September 17th marks Constitution Day and commemorates the day in 1787 when the Founding Fathers penned their names to the U.S. Constitution. When the Founders placed their names at the bottom of the document, there was little reason to believe that this document would yield a government that would survive over two centuries and serve as a model for other nations. After all, the first form of government attempted by the founders of the fledgling democracy known as the United States, created by the Articles of Confederation, had been a failure and resulted in rebellion in various parts of the country.
The men who arrived at Independence Hall in Philadelphia to write the U.S. Constitution were an impressive group. They were among the country's brightest scholars and politicians. As a group, the delegates were well educated, well traveled, and politically astute. Despite these similarities, they were also a diverse group ranging in age from 26 (Jonathan Dayton) to 81 (Benjamin Franklin), and included lawyers, a farmer (Jacob Broom), a county surveyor (Roger Sherman), a doctor (James McHenry), and a former minister (Abraham Baldwin).
George Washington presided over the meetings (after being somewhat coerced by James Madison), while James Madison wrote most of the drafts of the document and kept the most detailed notes of proceedings.
While not invited to participate in the actual writing of the Constitution, it should be noted that women also played an important role in the early days of the United States. Many women were active in boycotting British products and protesting against taxation from the King prior to the Revolutionary War. Mercy Otis Warren, a playwright, is thought to be among the first to encourage Massachusetts to separate from England.
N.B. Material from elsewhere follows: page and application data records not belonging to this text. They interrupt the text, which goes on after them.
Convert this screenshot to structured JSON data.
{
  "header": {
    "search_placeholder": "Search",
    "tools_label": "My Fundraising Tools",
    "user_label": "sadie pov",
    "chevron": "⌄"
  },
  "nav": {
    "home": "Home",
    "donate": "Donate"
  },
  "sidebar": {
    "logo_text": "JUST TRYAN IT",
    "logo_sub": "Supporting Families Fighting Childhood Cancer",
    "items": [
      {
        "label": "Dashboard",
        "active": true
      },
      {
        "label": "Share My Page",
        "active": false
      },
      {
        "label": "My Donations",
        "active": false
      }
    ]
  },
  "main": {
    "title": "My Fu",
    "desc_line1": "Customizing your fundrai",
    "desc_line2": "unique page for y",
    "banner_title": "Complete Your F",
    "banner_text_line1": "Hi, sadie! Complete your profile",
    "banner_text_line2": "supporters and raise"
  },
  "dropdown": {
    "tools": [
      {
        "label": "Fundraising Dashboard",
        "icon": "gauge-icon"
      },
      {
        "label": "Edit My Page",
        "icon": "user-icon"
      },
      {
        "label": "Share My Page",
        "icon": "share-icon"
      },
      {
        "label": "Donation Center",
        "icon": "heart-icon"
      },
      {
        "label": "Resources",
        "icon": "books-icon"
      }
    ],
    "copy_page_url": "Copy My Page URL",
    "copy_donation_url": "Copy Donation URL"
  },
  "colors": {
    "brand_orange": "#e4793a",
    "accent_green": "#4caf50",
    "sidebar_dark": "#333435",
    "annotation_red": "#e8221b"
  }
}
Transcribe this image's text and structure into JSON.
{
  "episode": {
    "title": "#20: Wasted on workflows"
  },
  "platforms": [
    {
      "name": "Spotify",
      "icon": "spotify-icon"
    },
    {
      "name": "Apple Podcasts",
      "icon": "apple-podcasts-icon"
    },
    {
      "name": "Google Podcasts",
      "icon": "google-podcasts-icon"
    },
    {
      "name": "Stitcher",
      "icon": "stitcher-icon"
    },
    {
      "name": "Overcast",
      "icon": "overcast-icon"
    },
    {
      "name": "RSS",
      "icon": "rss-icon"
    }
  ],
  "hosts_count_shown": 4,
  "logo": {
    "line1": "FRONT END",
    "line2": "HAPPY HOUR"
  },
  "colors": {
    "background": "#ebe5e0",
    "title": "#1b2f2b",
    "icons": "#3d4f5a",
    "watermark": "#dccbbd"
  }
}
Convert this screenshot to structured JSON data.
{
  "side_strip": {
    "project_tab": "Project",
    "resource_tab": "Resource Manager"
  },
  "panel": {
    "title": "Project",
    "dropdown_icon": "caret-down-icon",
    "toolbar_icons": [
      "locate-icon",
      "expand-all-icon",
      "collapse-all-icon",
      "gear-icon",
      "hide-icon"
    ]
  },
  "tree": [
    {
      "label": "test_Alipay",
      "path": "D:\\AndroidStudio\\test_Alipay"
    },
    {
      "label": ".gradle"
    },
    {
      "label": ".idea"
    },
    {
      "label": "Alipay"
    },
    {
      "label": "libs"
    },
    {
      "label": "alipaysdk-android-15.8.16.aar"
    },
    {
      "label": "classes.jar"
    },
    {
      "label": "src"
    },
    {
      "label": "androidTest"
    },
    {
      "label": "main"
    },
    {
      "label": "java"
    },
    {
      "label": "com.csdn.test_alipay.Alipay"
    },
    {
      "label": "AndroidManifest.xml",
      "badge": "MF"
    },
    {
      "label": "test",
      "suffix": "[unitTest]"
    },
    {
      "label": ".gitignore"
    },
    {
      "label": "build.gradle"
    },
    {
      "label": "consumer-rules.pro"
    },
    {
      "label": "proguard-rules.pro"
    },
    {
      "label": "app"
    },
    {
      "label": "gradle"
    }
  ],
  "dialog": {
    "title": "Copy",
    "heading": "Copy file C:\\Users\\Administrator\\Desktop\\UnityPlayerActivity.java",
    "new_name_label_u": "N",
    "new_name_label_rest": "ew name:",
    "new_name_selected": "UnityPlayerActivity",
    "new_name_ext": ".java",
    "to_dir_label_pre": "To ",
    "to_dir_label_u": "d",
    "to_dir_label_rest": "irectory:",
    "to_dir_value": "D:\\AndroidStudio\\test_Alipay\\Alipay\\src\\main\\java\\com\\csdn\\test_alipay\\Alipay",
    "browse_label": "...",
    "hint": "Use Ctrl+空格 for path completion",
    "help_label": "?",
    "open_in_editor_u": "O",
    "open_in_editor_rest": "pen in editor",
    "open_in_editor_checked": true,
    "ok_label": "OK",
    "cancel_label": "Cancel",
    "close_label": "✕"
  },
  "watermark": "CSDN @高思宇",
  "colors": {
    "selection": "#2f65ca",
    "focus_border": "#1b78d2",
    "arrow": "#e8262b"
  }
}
During the War, some women distributed pamphlets to encourage independence, while others served in the Army as cooks, nurses, and at times even as soldiers. One woman, Margaret "Molly" Corbin, wounded in action in 1776, is the only Revolutionary War figure to be buried at the West Point Military Academy.
To learn more about the Founders visit the National Archives.
Today, the importance of the U.S. Constitution in the everyday lives of U.S. citizens cannot be underestimated. Constitutional scholar Floyd G. Cullop, when asked why we should study the Constitution, noted:
"The answer is simple enough … because this Constitution is the most important thing in the lives of every person living in the United States. Your way of life is built around it, your government is based upon it, and your rights and privileges as United States citizens are protected by it. To be ignorant of the Constitution, is to be ignorant of all the things your country is … and of the truths its people have believed to be above all others in the relationships between human beings and government." (The Constitution of the United States: An Introduction, 1969, p. v)
Despite the importance of the Constitution, a great many Americans know surprisingly little about the document that touches so many aspects of their lives. A 1998 survey of teenagers released by the National Constitution Center showed that more teenagers (75.2%) knew the Zip Code for Beverly Hills than knew how many U.S. Senators there are (21.2%).
All education institutions which receive federal funds from the U.S. Department of Education are required to provide an educational program pertaining to the U.S. Constitution on September 17th of each year (Constitution Day).
This requirement was inserted into the Consolidated Appropriations Act of 2005 by Senator Robert Byrd (D-WV) and is designed to commemorate the signing of the Constitution which took place on September 17th, 1787. Learn more about this from the U.S. Department of Education.